So, whilst at the Buxton Pudding Emporium, I had a look around. It’s crammed with good quality produce, much of it locally sourced and not available in supermarkets (everything from flavoured rapeseed oils to luxury ice creams and coffee). So really interesting to browse. And next to the shop, they have tasting rooms which tempt you to try their range of delicious offerings including, of course, their Buxton Pudding and ‘very special real vanilla custard’.
The locally produced food in the photograph comprises four cheeses made by Hartington Creamery (Hartington Stilton, Dovedale Blue, Devonshire Gold and Peakland Cranberry & Orange), Millers Harvest made by Artisan Biscuits of Ashbourne, Walnut & Expresso Cake handmade by Buxton Pudding Company and Bakewell Bakery’s Honey & Sunshine Bread. My wife Marilyn and I picked these up on a recent day trip to Hartington.
Our day in the Peak District started with coffee and refreshments at Beresford Tea Rooms which offers visitors a range of foods, but arguably its most tempting are the eye-catching cakes in the glass cabinet. Then we shopped, first at Hartington Cheese Shop where we bought the cheeses, then onto Hartington Village Stores where we picked up the loaf and the cake.
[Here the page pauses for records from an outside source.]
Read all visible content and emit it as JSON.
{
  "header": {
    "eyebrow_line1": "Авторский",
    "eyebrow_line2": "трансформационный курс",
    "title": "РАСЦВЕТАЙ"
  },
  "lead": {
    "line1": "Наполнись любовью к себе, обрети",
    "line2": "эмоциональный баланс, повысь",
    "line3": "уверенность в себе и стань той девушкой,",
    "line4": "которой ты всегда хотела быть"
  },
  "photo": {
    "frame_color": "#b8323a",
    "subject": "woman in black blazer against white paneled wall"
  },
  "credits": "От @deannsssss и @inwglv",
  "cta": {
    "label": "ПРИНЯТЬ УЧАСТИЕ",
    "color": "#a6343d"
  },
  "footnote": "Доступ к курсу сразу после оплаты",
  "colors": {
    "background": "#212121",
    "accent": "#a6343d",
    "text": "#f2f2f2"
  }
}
Following our 5-mile stroll on a lovely sunny day, we returned to Hartington for lunch and then on our journey home, just a few miles down the road, we called at Tagg Lane Dairy and treated ourselves to a couple of their artisan gelatos. Marilyn had the Tiramisu flavoured and I had Mango. But there were so many to choose from that it was difficult to decide.
The Tagg Lane Dairy isn’t strictly on the Peak Way route, but if you’re a big fan of special ice cream and you can’t bear to miss out, you could continue along the High Peak Trail bearing right along the minor road before Sparklow onto the main road and turning right onto Tagg Lane (B5055). The road takes you into Monyash. However, if you decide to do this, you’ll need to be extremely careful because Tagg Lane is a busy road.
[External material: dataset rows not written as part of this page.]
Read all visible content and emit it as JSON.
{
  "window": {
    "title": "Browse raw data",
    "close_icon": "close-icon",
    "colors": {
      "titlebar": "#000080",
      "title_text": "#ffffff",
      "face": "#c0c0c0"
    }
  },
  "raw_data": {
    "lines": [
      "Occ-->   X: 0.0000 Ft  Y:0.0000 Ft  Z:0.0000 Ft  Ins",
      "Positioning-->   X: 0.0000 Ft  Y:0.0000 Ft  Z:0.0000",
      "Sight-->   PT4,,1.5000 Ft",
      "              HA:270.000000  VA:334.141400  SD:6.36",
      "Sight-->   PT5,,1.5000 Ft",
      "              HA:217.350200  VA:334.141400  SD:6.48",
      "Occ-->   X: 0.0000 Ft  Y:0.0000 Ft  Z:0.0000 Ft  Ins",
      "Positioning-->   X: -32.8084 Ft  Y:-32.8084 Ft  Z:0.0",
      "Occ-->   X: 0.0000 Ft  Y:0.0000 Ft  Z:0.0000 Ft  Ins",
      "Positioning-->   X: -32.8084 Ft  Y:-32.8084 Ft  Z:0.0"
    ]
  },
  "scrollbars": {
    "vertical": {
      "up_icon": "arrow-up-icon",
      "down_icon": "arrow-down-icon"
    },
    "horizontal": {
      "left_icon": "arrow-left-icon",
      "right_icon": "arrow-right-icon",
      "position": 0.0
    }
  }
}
So whatever you choose, I hope that you’ll enjoy the culinary delights which you’ll encounter on the Peak Way Walk.